= Problem description =
Please restate the listing below in full, word for word.

━━━━

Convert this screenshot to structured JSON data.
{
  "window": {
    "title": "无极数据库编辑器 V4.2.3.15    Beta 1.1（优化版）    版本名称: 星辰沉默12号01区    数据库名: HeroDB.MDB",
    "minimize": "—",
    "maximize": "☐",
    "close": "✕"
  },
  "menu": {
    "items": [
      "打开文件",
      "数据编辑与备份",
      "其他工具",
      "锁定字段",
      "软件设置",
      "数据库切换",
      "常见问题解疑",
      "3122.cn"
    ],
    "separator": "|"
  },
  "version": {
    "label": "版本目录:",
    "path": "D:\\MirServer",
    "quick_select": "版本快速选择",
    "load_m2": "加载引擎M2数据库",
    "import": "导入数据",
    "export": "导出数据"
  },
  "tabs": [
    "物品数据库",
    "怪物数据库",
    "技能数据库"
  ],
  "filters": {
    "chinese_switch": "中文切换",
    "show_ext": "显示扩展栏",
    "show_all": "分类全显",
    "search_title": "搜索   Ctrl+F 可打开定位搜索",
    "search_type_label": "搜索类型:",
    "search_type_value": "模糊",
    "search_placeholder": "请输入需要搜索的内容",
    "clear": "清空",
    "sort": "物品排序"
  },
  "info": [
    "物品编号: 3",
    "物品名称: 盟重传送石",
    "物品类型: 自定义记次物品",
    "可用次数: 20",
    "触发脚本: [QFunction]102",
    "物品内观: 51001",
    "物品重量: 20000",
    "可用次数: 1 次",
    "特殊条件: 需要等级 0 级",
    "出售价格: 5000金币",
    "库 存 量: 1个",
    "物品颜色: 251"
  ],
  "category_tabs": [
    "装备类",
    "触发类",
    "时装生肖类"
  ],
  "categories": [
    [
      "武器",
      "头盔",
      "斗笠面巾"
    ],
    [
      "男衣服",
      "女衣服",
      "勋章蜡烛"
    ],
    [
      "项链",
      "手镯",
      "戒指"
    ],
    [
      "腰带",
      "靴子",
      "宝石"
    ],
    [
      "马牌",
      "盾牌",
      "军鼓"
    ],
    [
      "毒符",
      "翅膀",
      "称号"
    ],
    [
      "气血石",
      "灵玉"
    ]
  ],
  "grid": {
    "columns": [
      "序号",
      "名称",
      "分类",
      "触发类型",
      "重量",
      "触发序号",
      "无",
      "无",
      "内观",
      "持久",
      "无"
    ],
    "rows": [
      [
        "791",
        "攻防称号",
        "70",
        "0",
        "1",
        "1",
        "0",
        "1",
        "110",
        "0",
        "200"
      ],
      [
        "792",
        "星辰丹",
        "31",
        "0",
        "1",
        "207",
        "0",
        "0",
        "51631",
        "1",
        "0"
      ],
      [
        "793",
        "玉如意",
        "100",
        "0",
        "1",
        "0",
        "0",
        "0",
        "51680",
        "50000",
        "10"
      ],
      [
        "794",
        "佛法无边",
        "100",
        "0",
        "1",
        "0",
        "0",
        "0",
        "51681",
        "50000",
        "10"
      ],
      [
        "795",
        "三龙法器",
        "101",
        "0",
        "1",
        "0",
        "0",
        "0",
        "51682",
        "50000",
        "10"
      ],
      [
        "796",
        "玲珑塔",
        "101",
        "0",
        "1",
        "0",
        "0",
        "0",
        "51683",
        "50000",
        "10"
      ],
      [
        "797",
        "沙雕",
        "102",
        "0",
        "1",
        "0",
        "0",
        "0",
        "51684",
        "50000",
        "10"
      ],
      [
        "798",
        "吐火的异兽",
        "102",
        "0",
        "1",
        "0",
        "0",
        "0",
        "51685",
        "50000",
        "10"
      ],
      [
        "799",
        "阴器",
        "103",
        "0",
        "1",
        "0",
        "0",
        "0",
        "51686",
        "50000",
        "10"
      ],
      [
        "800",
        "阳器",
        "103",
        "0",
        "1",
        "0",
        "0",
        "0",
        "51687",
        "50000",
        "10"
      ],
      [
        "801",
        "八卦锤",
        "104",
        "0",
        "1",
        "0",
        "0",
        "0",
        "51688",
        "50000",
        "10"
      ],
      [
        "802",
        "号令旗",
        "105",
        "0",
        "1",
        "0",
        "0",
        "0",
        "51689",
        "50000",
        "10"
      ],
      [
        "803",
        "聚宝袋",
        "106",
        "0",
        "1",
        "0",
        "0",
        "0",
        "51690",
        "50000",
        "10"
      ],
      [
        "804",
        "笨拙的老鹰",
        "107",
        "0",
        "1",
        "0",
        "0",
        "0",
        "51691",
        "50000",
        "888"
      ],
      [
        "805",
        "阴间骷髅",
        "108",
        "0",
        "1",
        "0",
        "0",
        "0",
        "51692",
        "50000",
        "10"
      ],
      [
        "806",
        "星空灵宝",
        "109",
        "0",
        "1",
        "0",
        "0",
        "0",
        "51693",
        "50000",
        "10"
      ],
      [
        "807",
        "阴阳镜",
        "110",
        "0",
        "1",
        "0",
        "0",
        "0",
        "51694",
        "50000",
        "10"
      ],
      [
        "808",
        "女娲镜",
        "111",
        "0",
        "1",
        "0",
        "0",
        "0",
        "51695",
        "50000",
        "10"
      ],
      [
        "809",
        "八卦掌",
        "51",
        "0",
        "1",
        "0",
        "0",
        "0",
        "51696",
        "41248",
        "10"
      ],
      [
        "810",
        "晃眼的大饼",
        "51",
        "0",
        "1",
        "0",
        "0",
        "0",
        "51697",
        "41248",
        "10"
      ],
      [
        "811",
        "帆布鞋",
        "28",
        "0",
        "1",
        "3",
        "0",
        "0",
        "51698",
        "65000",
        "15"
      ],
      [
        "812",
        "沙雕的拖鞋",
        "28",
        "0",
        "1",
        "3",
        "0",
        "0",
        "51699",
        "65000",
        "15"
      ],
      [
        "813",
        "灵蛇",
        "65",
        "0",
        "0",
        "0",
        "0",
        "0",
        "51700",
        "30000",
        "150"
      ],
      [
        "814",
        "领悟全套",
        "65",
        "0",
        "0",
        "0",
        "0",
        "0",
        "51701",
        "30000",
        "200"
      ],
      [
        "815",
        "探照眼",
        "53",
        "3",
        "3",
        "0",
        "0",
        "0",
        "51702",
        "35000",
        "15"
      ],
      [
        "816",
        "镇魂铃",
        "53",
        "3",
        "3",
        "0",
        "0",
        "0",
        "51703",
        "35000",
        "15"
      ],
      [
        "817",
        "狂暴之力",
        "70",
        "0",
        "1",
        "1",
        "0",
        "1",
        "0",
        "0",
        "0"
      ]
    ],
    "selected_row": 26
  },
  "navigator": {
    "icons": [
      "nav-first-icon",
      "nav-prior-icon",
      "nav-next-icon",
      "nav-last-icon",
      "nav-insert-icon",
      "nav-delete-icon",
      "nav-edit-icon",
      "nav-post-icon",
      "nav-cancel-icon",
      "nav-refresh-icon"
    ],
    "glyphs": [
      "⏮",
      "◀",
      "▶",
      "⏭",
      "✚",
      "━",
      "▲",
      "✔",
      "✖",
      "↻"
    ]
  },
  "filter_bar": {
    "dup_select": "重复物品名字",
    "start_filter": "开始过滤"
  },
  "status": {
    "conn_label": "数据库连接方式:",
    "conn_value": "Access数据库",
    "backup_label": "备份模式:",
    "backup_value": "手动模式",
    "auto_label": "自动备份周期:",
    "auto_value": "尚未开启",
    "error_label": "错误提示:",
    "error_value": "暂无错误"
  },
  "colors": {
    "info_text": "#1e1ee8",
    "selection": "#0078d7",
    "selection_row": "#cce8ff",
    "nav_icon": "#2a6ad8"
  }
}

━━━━

= Written answer =
Convert this screenshot to structured JSON data.
{
  "window": {
    "title": "无极数据库编辑器 V4.2.3.15    Beta 1.1（优化版）    版本名称: 星辰沉默12号01区    数据库名: HeroDB.MDB",
    "minimize": "—",
    "maximize": "☐",
    "close": "✕"
  },
  "menu": {
    "items": [
      "打开文件",
      "数据编辑与备份",
      "其他工具",
      "锁定字段",
      "软件设置",
      "数据库切换",
      "常见问题解疑",
      "3122.cn"
    ],
    "separator": "|"
  },
  "version": {
    "label": "版本目录:",
    "path": "D:\\MirServer",
    "quick_select": "版本快速选择",
    "load_m2": "加载引擎M2数据库",
    "import": "导入数据",
    "export": "导出数据"
  },
  "tabs": [
    "物品数据库",
    "怪物数据库",
    "技能数据库"
  ],
  "filters": {
    "chinese_switch": "中文切换",
    "show_ext": "显示扩展栏",
    "show_all": "分类全显",
    "search_title": "搜索   Ctrl+F 可打开定位搜索",
    "search_type_label": "搜索类型:",
    "search_type_value": "模糊",
    "search_placeholder": "请输入需要搜索的内容",
    "clear": "清空",
    "sort": "物品排序"
  },
  "info": [
    "物品编号: 3",
    "物品名称: 盟重传送石",
    "物品类型: 自定义记次物品",
    "可用次数: 20",
    "触发脚本: [QFunction]102",
    "物品内观: 51001",
    "物品重量: 20000",
    "可用次数: 1 次",
    "特殊条件: 需要等级 0 级",
    "出售价格: 5000金币",
    "库 存 量: 1个",
    "物品颜色: 251"
  ],
  "category_tabs": [
    "装备类",
    "触发类",
    "时装生肖类"
  ],
  "categories": [
    [
      "武器",
      "头盔",
      "斗笠面巾"
    ],
    [
      "男衣服",
      "女衣服",
      "勋章蜡烛"
    ],
    [
      "项链",
      "手镯",
      "戒指"
    ],
    [
      "腰带",
      "靴子",
      "宝石"
    ],
    [
      "马牌",
      "盾牌",
      "军鼓"
    ],
    [
      "毒符",
      "翅膀",
      "称号"
    ],
    [
      "气血石",
      "灵玉"
    ]
  ],
  "grid": {
    "columns": [
      "序号",
      "名称",
      "分类",
      "触发类型",
      "重量",
      "触发序号",
      "无",
      "无",
      "内观",
      "持久",
      "无"
    ],
    "rows": [
      [
        "791",
        "攻防称号",
        "70",
        "0",
        "1",
        "1",
        "0",
        "1",
        "110",
        "0",
        "200"
      ],
      [
        "792",
        "星辰丹",
        "31",
        "0",
        "1",
        "207",
        "0",
        "0",
        "51631",
        "1",
        "0"
      ],
      [
        "793",
        "玉如意",
        "100",
        "0",
        "1",
        "0",
        "0",
        "0",
        "51680",
        "50000",
        "10"
      ],
      [
        "794",
        "佛法无边",
        "100",
        "0",
        "1",
        "0",
        "0",
        "0",
        "51681",
        "50000",
        "10"
      ],
      [
        "795",
        "三龙法器",
        "101",
        "0",
        "1",
        "0",
        "0",
        "0",
        "51682",
        "50000",
        "10"
      ],
      [
        "796",
        "玲珑塔",
        "101",
        "0",
        "1",
        "0",
        "0",
        "0",
        "51683",
        "50000",
        "10"
      ],
      [
        "797",
        "沙雕",
        "102",
        "0",
        "1",
        "0",
        "0",
        "0",
        "51684",
        "50000",
        "10"
      ],
      [
        "798",
        "吐火的异兽",
        "102",
        "0",
        "1",
        "0",
        "0",
        "0",
        "51685",
        "50000",
        "10"
      ],
      [
        "799",
        "阴器",
        "103",
        "0",
        "1",
        "0",
        "0",
        "0",
        "51686",
        "50000",
        "10"
      ],
      [
        "800",
        "阳器",
        "103",
        "0",
        "1",
        "0",
        "0",
        "0",
        "51687",
        "50000",
        "10"
      ],
      [
        "801",
        "八卦锤",
        "104",
        "0",
        "1",
        "0",
        "0",
        "0",
        "51688",
        "50000",
        "10"
      ],
      [
        "802",
        "号令旗",
        "105",
        "0",
        "1",
        "0",
        "0",
        "0",
        "51689",
        "50000",
        "10"
      ],
      [
        "803",
        "聚宝袋",
        "106",
        "0",
        "1",
        "0",
        "0",
        "0",
        "51690",
        "50000",
        "10"
      ],
      [
        "804",
        "笨拙的老鹰",
        "107",
        "0",
        "1",
        "0",
        "0",
        "0",
        "51691",
        "50000",
        "888"
      ],
      [
        "805",
        "阴间骷髅",
        "108",
        "0",
        "1",
        "0",
        "0",
        "0",
        "51692",
        "50000",
        "10"
      ],
      [
        "806",
        "星空灵宝",
        "109",
        "0",
        "1",
        "0",
        "0",
        "0",
        "51693",
        "50000",
        "10"
      ],
      [
        "807",
        "阴阳镜",
        "110",
        "0",
        "1",
        "0",
        "0",
        "0",
        "51694",
        "50000",
        "10"
      ],
      [
        "808",
        "女娲镜",
        "111",
        "0",
        "1",
        "0",
        "0",
        "0",
        "51695",
        "50000",
        "10"
      ],
      [
        "809",
        "八卦掌",
        "51",
        "0",
        "1",
        "0",
        "0",
        "0",
        "51696",
        "41248",
        "10"
      ],
      [
        "810",
        "晃眼的大饼",
        "51",
        "0",
        "1",
        "0",
        "0",
        "0",
        "51697",
        "41248",
        "10"
      ],
      [
        "811",
        "帆布鞋",
        "28",
        "0",
        "1",
        "3",
        "0",
        "0",
        "51698",
        "65000",
        "15"
      ],
      [
        "812",
        "沙雕的拖鞋",
        "28",
        "0",
        "1",
        "3",
        "0",
        "0",
        "51699",
        "65000",
        "15"
      ],
      [
        "813",
        "灵蛇",
        "65",
        "0",
        "0",
        "0",
        "0",
        "0",
        "51700",
        "30000",
        "150"
      ],
      [
        "814",
        "领悟全套",
        "65",
        "0",
        "0",
        "0",
        "0",
        "0",
        "51701",
        "30000",
        "200"
      ],
      [
        "815",
        "探照眼",
        "53",
        "3",
        "3",
        "0",
        "0",
        "0",
        "51702",
        "35000",
        "15"
      ],
      [
        "816",
        "镇魂铃",
        "53",
        "3",
        "3",
        "0",
        "0",
        "0",
        "51703",
        "35000",
        "15"
      ],
      [
        "817",
        "狂暴之力",
        "70",
        "0",
        "1",
        "1",
        "0",
        "1",
        "0",
        "0",
        "0"
      ]
    ],
    "selected_row": 26
  },
  "navigator": {
    "icons": [
      "nav-first-icon",
      "nav-prior-icon",
      "nav-next-icon",
      "nav-last-icon",
      "nav-insert-icon",
      "nav-delete-icon",
      "nav-edit-icon",
      "nav-post-icon",
      "nav-cancel-icon",
      "nav-refresh-icon"
    ],
    "glyphs": [
      "⏮",
      "◀",
      "▶",
      "⏭",
      "✚",
      "━",
      "▲",
      "✔",
      "✖",
      "↻"
    ]
  },
  "filter_bar": {
    "dup_select": "重复物品名字",
    "start_filter": "开始过滤"
  },
  "status": {
    "conn_label": "数据库连接方式:",
    "conn_value": "Access数据库",
    "backup_label": "备份模式:",
    "backup_value": "手动模式",
    "auto_label": "自动备份周期:",
    "auto_value": "尚未开启",
    "error_label": "错误提示:",
    "error_value": "暂无错误"
  },
  "colors": {
    "info_text": "#1e1ee8",
    "selection": "#0078d7",
    "selection_row": "#cce8ff",
    "nav_icon": "#2a6ad8"
  }
}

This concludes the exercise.